November is the designated month for Diabetic Eye Disease Awareness. This month helps remind and motivate those living with diabetes to make sure to take the proactive steps, to monitor their eye health and protect their vision.

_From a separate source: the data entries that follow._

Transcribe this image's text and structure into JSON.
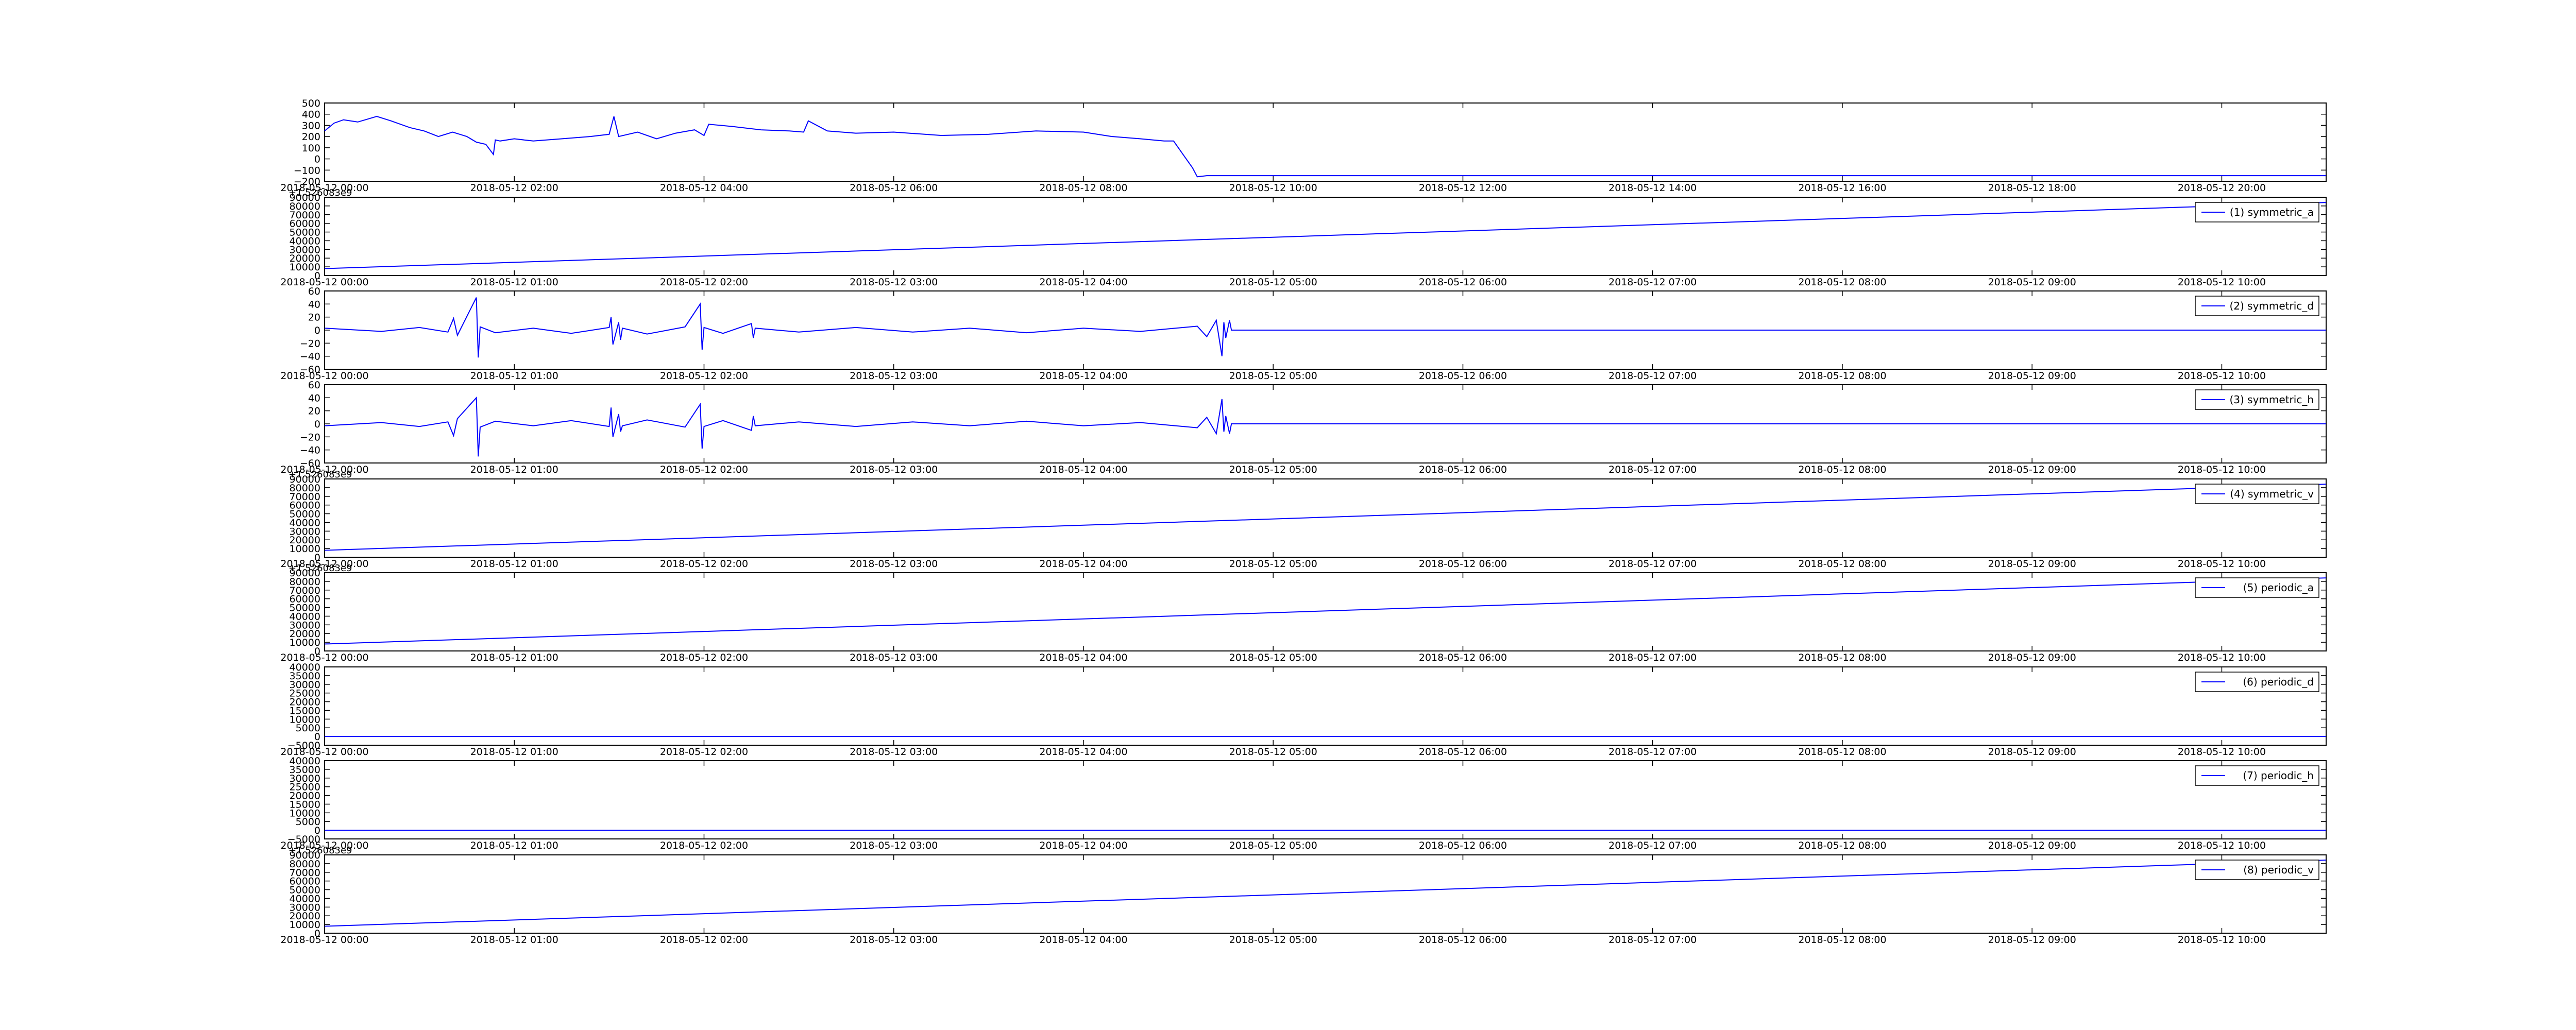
{
  "figure": {
    "background": "#ffffff",
    "line_color": "#0000ff",
    "axis_color": "#000000"
  },
  "chart_data": [
    {
      "type": "line",
      "ylim": [
        -200,
        500
      ],
      "yticks": [
        "500",
        "400",
        "300",
        "200",
        "100",
        "0",
        "−100",
        "−200"
      ],
      "xtick_labels": [
        "2018-05-12 00:00",
        "2018-05-12 02:00",
        "2018-05-12 04:00",
        "2018-05-12 06:00",
        "2018-05-12 08:00",
        "2018-05-12 10:00",
        "2018-05-12 12:00",
        "2018-05-12 14:00",
        "2018-05-12 16:00",
        "2018-05-12 18:00",
        "2018-05-12 20:00"
      ],
      "offset_text": "",
      "legend": "",
      "x_hours": [
        0,
        0.1,
        0.2,
        0.35,
        0.55,
        0.7,
        0.9,
        1.05,
        1.2,
        1.35,
        1.5,
        1.6,
        1.7,
        1.78,
        1.8,
        1.85,
        2.0,
        2.2,
        2.5,
        2.8,
        3.0,
        3.05,
        3.1,
        3.3,
        3.5,
        3.7,
        3.9,
        4.0,
        4.05,
        4.3,
        4.6,
        4.9,
        5.05,
        5.1,
        5.3,
        5.6,
        6.0,
        6.5,
        7.0,
        7.5,
        8.0,
        8.3,
        8.6,
        8.85,
        8.95,
        9.05,
        9.15,
        9.2,
        9.3,
        21.1
      ],
      "values": [
        250,
        320,
        350,
        330,
        380,
        340,
        280,
        250,
        200,
        240,
        200,
        150,
        130,
        40,
        170,
        160,
        180,
        160,
        180,
        200,
        220,
        380,
        200,
        240,
        180,
        230,
        260,
        210,
        310,
        290,
        260,
        250,
        240,
        340,
        250,
        230,
        240,
        210,
        220,
        250,
        240,
        200,
        180,
        160,
        160,
        40,
        -80,
        -160,
        -150,
        -150
      ]
    },
    {
      "type": "line",
      "ylim": [
        0,
        90000
      ],
      "yticks": [
        "90000",
        "80000",
        "70000",
        "60000",
        "50000",
        "40000",
        "30000",
        "20000",
        "10000",
        "0"
      ],
      "xtick_labels": [
        "2018-05-12 00:00",
        "2018-05-12 01:00",
        "2018-05-12 02:00",
        "2018-05-12 03:00",
        "2018-05-12 04:00",
        "2018-05-12 05:00",
        "2018-05-12 06:00",
        "2018-05-12 07:00",
        "2018-05-12 08:00",
        "2018-05-12 09:00",
        "2018-05-12 10:00"
      ],
      "offset_text": "+1.526083e9",
      "legend": "(1) symmetric_a",
      "x_hours": [
        0,
        10.55
      ],
      "values": [
        8000,
        84000
      ]
    },
    {
      "type": "line",
      "ylim": [
        -60,
        60
      ],
      "yticks": [
        "60",
        "40",
        "20",
        "0",
        "−20",
        "−40",
        "−60"
      ],
      "xtick_labels": [
        "2018-05-12 00:00",
        "2018-05-12 01:00",
        "2018-05-12 02:00",
        "2018-05-12 03:00",
        "2018-05-12 04:00",
        "2018-05-12 05:00",
        "2018-05-12 06:00",
        "2018-05-12 07:00",
        "2018-05-12 08:00",
        "2018-05-12 09:00",
        "2018-05-12 10:00"
      ],
      "offset_text": "",
      "legend": "(2) symmetric_d",
      "x_hours": [
        0,
        0.3,
        0.5,
        0.65,
        0.68,
        0.7,
        0.8,
        0.81,
        0.82,
        0.9,
        1.1,
        1.3,
        1.5,
        1.51,
        1.52,
        1.55,
        1.56,
        1.57,
        1.7,
        1.9,
        1.98,
        1.99,
        2.0,
        2.1,
        2.25,
        2.26,
        2.27,
        2.5,
        2.8,
        3.1,
        3.4,
        3.7,
        4.0,
        4.3,
        4.6,
        4.65,
        4.7,
        4.73,
        4.74,
        4.75,
        4.77,
        4.78,
        10.55
      ],
      "values": [
        3,
        -2,
        4,
        -3,
        18,
        -8,
        50,
        -42,
        5,
        -4,
        3,
        -5,
        4,
        20,
        -22,
        12,
        -15,
        3,
        -6,
        5,
        40,
        -30,
        4,
        -5,
        10,
        -12,
        3,
        -3,
        4,
        -3,
        3,
        -4,
        3,
        -2,
        6,
        -10,
        15,
        -40,
        12,
        -12,
        15,
        0,
        0
      ]
    },
    {
      "type": "line",
      "ylim": [
        -60,
        60
      ],
      "yticks": [
        "60",
        "40",
        "20",
        "0",
        "−20",
        "−40",
        "−60"
      ],
      "xtick_labels": [
        "2018-05-12 00:00",
        "2018-05-12 01:00",
        "2018-05-12 02:00",
        "2018-05-12 03:00",
        "2018-05-12 04:00",
        "2018-05-12 05:00",
        "2018-05-12 06:00",
        "2018-05-12 07:00",
        "2018-05-12 08:00",
        "2018-05-12 09:00",
        "2018-05-12 10:00"
      ],
      "offset_text": "",
      "legend": "(3) symmetric_h",
      "x_hours": [
        0,
        0.3,
        0.5,
        0.65,
        0.68,
        0.7,
        0.8,
        0.81,
        0.82,
        0.9,
        1.1,
        1.3,
        1.5,
        1.51,
        1.52,
        1.55,
        1.56,
        1.57,
        1.7,
        1.9,
        1.98,
        1.99,
        2.0,
        2.1,
        2.25,
        2.26,
        2.27,
        2.5,
        2.8,
        3.1,
        3.4,
        3.7,
        4.0,
        4.3,
        4.6,
        4.65,
        4.7,
        4.73,
        4.74,
        4.75,
        4.77,
        4.78,
        10.55
      ],
      "values": [
        -3,
        2,
        -4,
        3,
        -18,
        8,
        40,
        -50,
        -5,
        4,
        -3,
        5,
        -4,
        25,
        -20,
        15,
        -12,
        -3,
        6,
        -5,
        30,
        -38,
        -4,
        5,
        -10,
        12,
        -3,
        3,
        -4,
        3,
        -3,
        4,
        -3,
        2,
        -6,
        10,
        -15,
        38,
        -12,
        12,
        -15,
        0,
        0
      ]
    },
    {
      "type": "line",
      "ylim": [
        0,
        90000
      ],
      "yticks": [
        "90000",
        "80000",
        "70000",
        "60000",
        "50000",
        "40000",
        "30000",
        "20000",
        "10000",
        "0"
      ],
      "xtick_labels": [
        "2018-05-12 00:00",
        "2018-05-12 01:00",
        "2018-05-12 02:00",
        "2018-05-12 03:00",
        "2018-05-12 04:00",
        "2018-05-12 05:00",
        "2018-05-12 06:00",
        "2018-05-12 07:00",
        "2018-05-12 08:00",
        "2018-05-12 09:00",
        "2018-05-12 10:00"
      ],
      "offset_text": "+1.526083e9",
      "legend": "(4) symmetric_v",
      "x_hours": [
        0,
        10.55
      ],
      "values": [
        8000,
        84000
      ]
    },
    {
      "type": "line",
      "ylim": [
        0,
        90000
      ],
      "yticks": [
        "90000",
        "80000",
        "70000",
        "60000",
        "50000",
        "40000",
        "30000",
        "20000",
        "10000",
        "0"
      ],
      "xtick_labels": [
        "2018-05-12 00:00",
        "2018-05-12 01:00",
        "2018-05-12 02:00",
        "2018-05-12 03:00",
        "2018-05-12 04:00",
        "2018-05-12 05:00",
        "2018-05-12 06:00",
        "2018-05-12 07:00",
        "2018-05-12 08:00",
        "2018-05-12 09:00",
        "2018-05-12 10:00"
      ],
      "offset_text": "+1.526083e9",
      "legend": "(5) periodic_a",
      "x_hours": [
        0,
        10.55
      ],
      "values": [
        8000,
        84000
      ]
    },
    {
      "type": "line",
      "ylim": [
        -5000,
        40000
      ],
      "yticks": [
        "40000",
        "35000",
        "30000",
        "25000",
        "20000",
        "15000",
        "10000",
        "5000",
        "0",
        "−5000"
      ],
      "xtick_labels": [
        "2018-05-12 00:00",
        "2018-05-12 01:00",
        "2018-05-12 02:00",
        "2018-05-12 03:00",
        "2018-05-12 04:00",
        "2018-05-12 05:00",
        "2018-05-12 06:00",
        "2018-05-12 07:00",
        "2018-05-12 08:00",
        "2018-05-12 09:00",
        "2018-05-12 10:00"
      ],
      "offset_text": "",
      "legend": "(6) periodic_d",
      "x_hours": [
        0,
        10.55
      ],
      "values": [
        0,
        0
      ]
    },
    {
      "type": "line",
      "ylim": [
        -5000,
        40000
      ],
      "yticks": [
        "40000",
        "35000",
        "30000",
        "25000",
        "20000",
        "15000",
        "10000",
        "5000",
        "0",
        "−5000"
      ],
      "xtick_labels": [
        "2018-05-12 00:00",
        "2018-05-12 01:00",
        "2018-05-12 02:00",
        "2018-05-12 03:00",
        "2018-05-12 04:00",
        "2018-05-12 05:00",
        "2018-05-12 06:00",
        "2018-05-12 07:00",
        "2018-05-12 08:00",
        "2018-05-12 09:00",
        "2018-05-12 10:00"
      ],
      "offset_text": "",
      "legend": "(7) periodic_h",
      "x_hours": [
        0,
        10.55
      ],
      "values": [
        0,
        0
      ]
    },
    {
      "type": "line",
      "ylim": [
        0,
        90000
      ],
      "yticks": [
        "90000",
        "80000",
        "70000",
        "60000",
        "50000",
        "40000",
        "30000",
        "20000",
        "10000",
        "0"
      ],
      "xtick_labels": [
        "2018-05-12 00:00",
        "2018-05-12 01:00",
        "2018-05-12 02:00",
        "2018-05-12 03:00",
        "2018-05-12 04:00",
        "2018-05-12 05:00",
        "2018-05-12 06:00",
        "2018-05-12 07:00",
        "2018-05-12 08:00",
        "2018-05-12 09:00",
        "2018-05-12 10:00"
      ],
      "offset_text": "+1.526083e9",
      "legend": "(8) periodic_v",
      "x_hours": [
        0,
        10.55
      ],
      "values": [
        8000,
        84000
      ]
    }
  ]
}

Diabetes inhibits the body from using or storing sugar properly, damaging the retinal blood vessels in the eye, causing them to bleed and swell, ultimately distorting vision. These damaged blood vessels can cause diabetic eye disease, also known as diabetic retinopathy, becoming the one of the leading causes of blindness in diabetic adults. Populations including African Americans, American Indians, and Hispanics are at a greater risk than others for developing diabetic eye disease. There are little to no symptoms when diabetic retinopathy is in its early stages, however with a comprehensive dilated eye exam, these problems can be easily detected and treated. Because diabetics have 25 times the usual risk for blindness, studies have shown that diabetics are more likely to keep their vision if treatment is started before vision loss has actually occurred. The best treatment for diabetic retinopathy is to keep your diabetes and blood pressure under control. You should have your eyes examined every year, even if you are seeing well, to screen for any retinal changes. The goal of diabetic eye care is to PREVENT vision loss before it occurs. Although you might be seeing well, it is not uncommon to have a vision-threatening problem with your retina. If it is determined that treatment is necessary, the doctors at Precision Vision can perform a number of state-of-the-art therapies designed to prevent vision loss. You will know more about your diabetic retinopathy treatment options during your initial consultation with us.